> **What the exercise asks**: Repeat every line below exactly, word for word.

::: Data extract

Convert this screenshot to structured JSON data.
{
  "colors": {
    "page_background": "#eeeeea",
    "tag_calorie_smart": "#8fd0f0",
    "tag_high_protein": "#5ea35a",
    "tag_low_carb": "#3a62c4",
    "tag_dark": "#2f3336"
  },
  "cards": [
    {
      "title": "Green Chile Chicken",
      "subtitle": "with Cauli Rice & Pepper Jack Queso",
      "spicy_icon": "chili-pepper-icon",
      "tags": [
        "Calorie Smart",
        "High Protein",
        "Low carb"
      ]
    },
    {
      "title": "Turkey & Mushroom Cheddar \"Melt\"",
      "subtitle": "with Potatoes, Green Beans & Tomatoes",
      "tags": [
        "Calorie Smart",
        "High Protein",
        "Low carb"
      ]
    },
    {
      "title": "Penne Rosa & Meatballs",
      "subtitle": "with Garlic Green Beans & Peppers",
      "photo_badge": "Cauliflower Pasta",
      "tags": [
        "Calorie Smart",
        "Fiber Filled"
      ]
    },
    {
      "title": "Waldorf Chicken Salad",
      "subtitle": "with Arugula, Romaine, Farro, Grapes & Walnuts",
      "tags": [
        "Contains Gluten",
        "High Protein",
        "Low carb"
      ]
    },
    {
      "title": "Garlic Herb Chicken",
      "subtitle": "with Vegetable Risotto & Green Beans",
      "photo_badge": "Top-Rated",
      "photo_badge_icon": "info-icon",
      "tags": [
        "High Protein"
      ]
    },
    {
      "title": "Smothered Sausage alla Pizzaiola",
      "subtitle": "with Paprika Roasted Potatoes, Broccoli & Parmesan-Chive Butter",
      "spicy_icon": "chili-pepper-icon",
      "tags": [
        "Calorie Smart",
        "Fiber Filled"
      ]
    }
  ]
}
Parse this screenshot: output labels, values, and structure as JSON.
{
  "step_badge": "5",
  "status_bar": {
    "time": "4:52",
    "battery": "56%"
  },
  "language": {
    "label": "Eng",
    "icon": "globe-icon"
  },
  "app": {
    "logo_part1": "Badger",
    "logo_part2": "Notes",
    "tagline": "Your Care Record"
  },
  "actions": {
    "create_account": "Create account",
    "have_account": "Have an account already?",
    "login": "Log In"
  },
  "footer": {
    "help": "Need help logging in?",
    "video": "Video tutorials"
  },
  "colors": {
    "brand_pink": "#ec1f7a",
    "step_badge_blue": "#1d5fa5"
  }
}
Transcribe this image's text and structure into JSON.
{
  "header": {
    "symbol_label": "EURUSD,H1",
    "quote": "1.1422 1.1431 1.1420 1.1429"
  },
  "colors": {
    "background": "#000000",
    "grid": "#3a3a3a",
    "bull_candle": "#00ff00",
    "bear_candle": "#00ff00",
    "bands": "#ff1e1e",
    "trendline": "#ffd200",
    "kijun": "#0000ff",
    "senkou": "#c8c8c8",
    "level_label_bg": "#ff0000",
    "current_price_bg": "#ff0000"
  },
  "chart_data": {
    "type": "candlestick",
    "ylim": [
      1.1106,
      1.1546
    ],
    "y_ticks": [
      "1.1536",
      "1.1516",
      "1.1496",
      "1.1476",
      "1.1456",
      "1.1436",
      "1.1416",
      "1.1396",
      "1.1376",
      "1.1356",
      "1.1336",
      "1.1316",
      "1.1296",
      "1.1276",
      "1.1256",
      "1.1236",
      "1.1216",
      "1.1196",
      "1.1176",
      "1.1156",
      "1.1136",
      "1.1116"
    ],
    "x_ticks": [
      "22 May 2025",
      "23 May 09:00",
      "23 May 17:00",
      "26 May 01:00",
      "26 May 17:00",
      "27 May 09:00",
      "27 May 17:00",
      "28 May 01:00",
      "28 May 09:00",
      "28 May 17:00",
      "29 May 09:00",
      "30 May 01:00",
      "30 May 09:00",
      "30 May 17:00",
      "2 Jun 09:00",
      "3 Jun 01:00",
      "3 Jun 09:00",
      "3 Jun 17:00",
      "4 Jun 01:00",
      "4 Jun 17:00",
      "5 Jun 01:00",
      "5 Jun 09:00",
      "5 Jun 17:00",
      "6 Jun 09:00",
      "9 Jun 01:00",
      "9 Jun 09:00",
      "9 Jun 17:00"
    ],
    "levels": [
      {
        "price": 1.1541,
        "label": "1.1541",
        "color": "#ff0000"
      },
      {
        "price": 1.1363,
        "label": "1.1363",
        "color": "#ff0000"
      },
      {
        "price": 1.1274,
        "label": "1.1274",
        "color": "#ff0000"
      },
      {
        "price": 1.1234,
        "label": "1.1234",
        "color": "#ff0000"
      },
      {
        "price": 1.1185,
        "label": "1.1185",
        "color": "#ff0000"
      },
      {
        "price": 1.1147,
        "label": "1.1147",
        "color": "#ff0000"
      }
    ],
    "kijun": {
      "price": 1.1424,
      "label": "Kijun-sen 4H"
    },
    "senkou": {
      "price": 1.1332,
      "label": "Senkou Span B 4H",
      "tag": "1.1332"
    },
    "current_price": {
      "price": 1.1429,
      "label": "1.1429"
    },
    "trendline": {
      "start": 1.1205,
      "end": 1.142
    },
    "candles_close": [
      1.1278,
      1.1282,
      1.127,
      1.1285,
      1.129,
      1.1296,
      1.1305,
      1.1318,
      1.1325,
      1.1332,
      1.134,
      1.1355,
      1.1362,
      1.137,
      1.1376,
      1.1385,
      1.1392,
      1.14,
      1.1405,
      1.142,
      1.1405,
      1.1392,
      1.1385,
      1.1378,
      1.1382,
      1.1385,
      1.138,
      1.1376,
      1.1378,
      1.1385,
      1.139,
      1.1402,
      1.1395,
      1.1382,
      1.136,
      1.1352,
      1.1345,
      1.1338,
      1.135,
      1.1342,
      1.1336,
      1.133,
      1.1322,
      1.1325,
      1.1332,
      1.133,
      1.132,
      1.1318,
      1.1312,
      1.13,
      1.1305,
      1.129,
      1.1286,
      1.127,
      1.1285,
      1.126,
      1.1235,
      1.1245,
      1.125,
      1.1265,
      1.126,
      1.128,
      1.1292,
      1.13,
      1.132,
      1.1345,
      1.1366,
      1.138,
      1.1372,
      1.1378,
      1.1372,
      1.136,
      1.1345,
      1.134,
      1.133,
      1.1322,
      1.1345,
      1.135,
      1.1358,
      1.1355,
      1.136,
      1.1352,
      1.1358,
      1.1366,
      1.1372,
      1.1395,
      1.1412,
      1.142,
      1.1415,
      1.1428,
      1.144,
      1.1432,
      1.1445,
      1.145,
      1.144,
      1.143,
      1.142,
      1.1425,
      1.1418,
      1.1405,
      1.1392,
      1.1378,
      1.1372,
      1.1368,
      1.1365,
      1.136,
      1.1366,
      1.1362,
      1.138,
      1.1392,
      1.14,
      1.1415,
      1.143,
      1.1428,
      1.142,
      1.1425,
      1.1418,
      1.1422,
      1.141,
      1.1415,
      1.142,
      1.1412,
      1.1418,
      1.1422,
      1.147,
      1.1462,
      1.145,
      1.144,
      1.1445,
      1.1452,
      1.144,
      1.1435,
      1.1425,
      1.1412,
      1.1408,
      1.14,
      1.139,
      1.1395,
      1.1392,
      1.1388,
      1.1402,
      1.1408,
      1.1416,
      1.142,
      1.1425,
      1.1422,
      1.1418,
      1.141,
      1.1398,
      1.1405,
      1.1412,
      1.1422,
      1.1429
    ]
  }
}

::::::

> **Response to the task**:
Convert this screenshot to structured JSON data.
{
  "colors": {
    "page_background": "#eeeeea",
    "tag_calorie_smart": "#8fd0f0",
    "tag_high_protein": "#5ea35a",
    "tag_low_carb": "#3a62c4",
    "tag_dark": "#2f3336"
  },
  "cards": [
    {
      "title": "Green Chile Chicken",
      "subtitle": "with Cauli Rice & Pepper Jack Queso",
      "spicy_icon": "chili-pepper-icon",
      "tags": [
        "Calorie Smart",
        "High Protein",
        "Low carb"
      ]
    },
    {
      "title": "Turkey & Mushroom Cheddar \"Melt\"",
      "subtitle": "with Potatoes, Green Beans & Tomatoes",
      "tags": [
        "Calorie Smart",
        "High Protein",
        "Low carb"
      ]
    },
    {
      "title": "Penne Rosa & Meatballs",
      "subtitle": "with Garlic Green Beans & Peppers",
      "photo_badge": "Cauliflower Pasta",
      "tags": [
        "Calorie Smart",
        "Fiber Filled"
      ]
    },
    {
      "title": "Waldorf Chicken Salad",
      "subtitle": "with Arugula, Romaine, Farro, Grapes & Walnuts",
      "tags": [
        "Contains Gluten",
        "High Protein",
        "Low carb"
      ]
    },
    {
      "title": "Garlic Herb Chicken",
      "subtitle": "with Vegetable Risotto & Green Beans",
      "photo_badge": "Top-Rated",
      "photo_badge_icon": "info-icon",
      "tags": [
        "High Protein"
      ]
    },
    {
      "title": "Smothered Sausage alla Pizzaiola",
      "subtitle": "with Paprika Roasted Potatoes, Broccoli & Parmesan-Chive Butter",
      "spicy_icon": "chili-pepper-icon",
      "tags": [
        "Calorie Smart",
        "Fiber Filled"
      ]
    }
  ]
}
Parse this screenshot: output labels, values, and structure as JSON.
{
  "step_badge": "5",
  "status_bar": {
    "time": "4:52",
    "battery": "56%"
  },
  "language": {
    "label": "Eng",
    "icon": "globe-icon"
  },
  "app": {
    "logo_part1": "Badger",
    "logo_part2": "Notes",
    "tagline": "Your Care Record"
  },
  "actions": {
    "create_account": "Create account",
    "have_account": "Have an account already?",
    "login": "Log In"
  },
  "footer": {
    "help": "Need help logging in?",
    "video": "Video tutorials"
  },
  "colors": {
    "brand_pink": "#ec1f7a",
    "step_badge_blue": "#1d5fa5"
  }
}
Transcribe this image's text and structure into JSON.
{
  "header": {
    "symbol_label": "EURUSD,H1",
    "quote": "1.1422 1.1431 1.1420 1.1429"
  },
  "colors": {
    "background": "#000000",
    "grid": "#3a3a3a",
    "bull_candle": "#00ff00",
    "bear_candle": "#00ff00",
    "bands": "#ff1e1e",
    "trendline": "#ffd200",
    "kijun": "#0000ff",
    "senkou": "#c8c8c8",
    "level_label_bg": "#ff0000",
    "current_price_bg": "#ff0000"
  },
  "chart_data": {
    "type": "candlestick",
    "ylim": [
      1.1106,
      1.1546
    ],
    "y_ticks": [
      "1.1536",
      "1.1516",
      "1.1496",
      "1.1476",
      "1.1456",
      "1.1436",
      "1.1416",
      "1.1396",
      "1.1376",
      "1.1356",
      "1.1336",
      "1.1316",
      "1.1296",
      "1.1276",
      "1.1256",
      "1.1236",
      "1.1216",
      "1.1196",
      "1.1176",
      "1.1156",
      "1.1136",
      "1.1116"
    ],
    "x_ticks": [
      "22 May 2025",
      "23 May 09:00",
      "23 May 17:00",
      "26 May 01:00",
      "26 May 17:00",
      "27 May 09:00",
      "27 May 17:00",
      "28 May 01:00",
      "28 May 09:00",
      "28 May 17:00",
      "29 May 09:00",
      "30 May 01:00",
      "30 May 09:00",
      "30 May 17:00",
      "2 Jun 09:00",
      "3 Jun 01:00",
      "3 Jun 09:00",
      "3 Jun 17:00",
      "4 Jun 01:00",
      "4 Jun 17:00",
      "5 Jun 01:00",
      "5 Jun 09:00",
      "5 Jun 17:00",
      "6 Jun 09:00",
      "9 Jun 01:00",
      "9 Jun 09:00",
      "9 Jun 17:00"
    ],
    "levels": [
      {
        "price": 1.1541,
        "label": "1.1541",
        "color": "#ff0000"
      },
      {
        "price": 1.1363,
        "label": "1.1363",
        "color": "#ff0000"
      },
      {
        "price": 1.1274,
        "label": "1.1274",
        "color": "#ff0000"
      },
      {
        "price": 1.1234,
        "label": "1.1234",
        "color": "#ff0000"
      },
      {
        "price": 1.1185,
        "label": "1.1185",
        "color": "#ff0000"
      },
      {
        "price": 1.1147,
        "label": "1.1147",
        "color": "#ff0000"
      }
    ],
    "kijun": {
      "price": 1.1424,
      "label": "Kijun-sen 4H"
    },
    "senkou": {
      "price": 1.1332,
      "label": "Senkou Span B 4H",
      "tag": "1.1332"
    },
    "current_price": {
      "price": 1.1429,
      "label": "1.1429"
    },
    "trendline": {
      "start": 1.1205,
      "end": 1.142
    },
    "candles_close": [
      1.1278,
      1.1282,
      1.127,
      1.1285,
      1.129,
      1.1296,
      1.1305,
      1.1318,
      1.1325,
      1.1332,
      1.134,
      1.1355,
      1.1362,
      1.137,
      1.1376,
      1.1385,
      1.1392,
      1.14,
      1.1405,
      1.142,
      1.1405,
      1.1392,
      1.1385,
      1.1378,
      1.1382,
      1.1385,
      1.138,
      1.1376,
      1.1378,
      1.1385,
      1.139,
      1.1402,
      1.1395,
      1.1382,
      1.136,
      1.1352,
      1.1345,
      1.1338,
      1.135,
      1.1342,
      1.1336,
      1.133,
      1.1322,
      1.1325,
      1.1332,
      1.133,
      1.132,
      1.1318,
      1.1312,
      1.13,
      1.1305,
      1.129,
      1.1286,
      1.127,
      1.1285,
      1.126,
      1.1235,
      1.1245,
      1.125,
      1.1265,
      1.126,
      1.128,
      1.1292,
      1.13,
      1.132,
      1.1345,
      1.1366,
      1.138,
      1.1372,
      1.1378,
      1.1372,
      1.136,
      1.1345,
      1.134,
      1.133,
      1.1322,
      1.1345,
      1.135,
      1.1358,
      1.1355,
      1.136,
      1.1352,
      1.1358,
      1.1366,
      1.1372,
      1.1395,
      1.1412,
      1.142,
      1.1415,
      1.1428,
      1.144,
      1.1432,
      1.1445,
      1.145,
      1.144,
      1.143,
      1.142,
      1.1425,
      1.1418,
      1.1405,
      1.1392,
      1.1378,
      1.1372,
      1.1368,
      1.1365,
      1.136,
      1.1366,
      1.1362,
      1.138,
      1.1392,
      1.14,
      1.1415,
      1.143,
      1.1428,
      1.142,
      1.1425,
      1.1418,
      1.1422,
      1.141,
      1.1415,
      1.142,
      1.1412,
      1.1418,
      1.1422,
      1.147,
      1.1462,
      1.145,
      1.144,
      1.1445,
      1.1452,
      1.144,
      1.1435,
      1.1425,
      1.1412,
      1.1408,
      1.14,
      1.139,
      1.1395,
      1.1392,
      1.1388,
      1.1402,
      1.1408,
      1.1416,
      1.142,
      1.1425,
      1.1422,
      1.1418,
      1.141,
      1.1398,
      1.1405,
      1.1412,
      1.1422,
      1.1429
    ]
  }
}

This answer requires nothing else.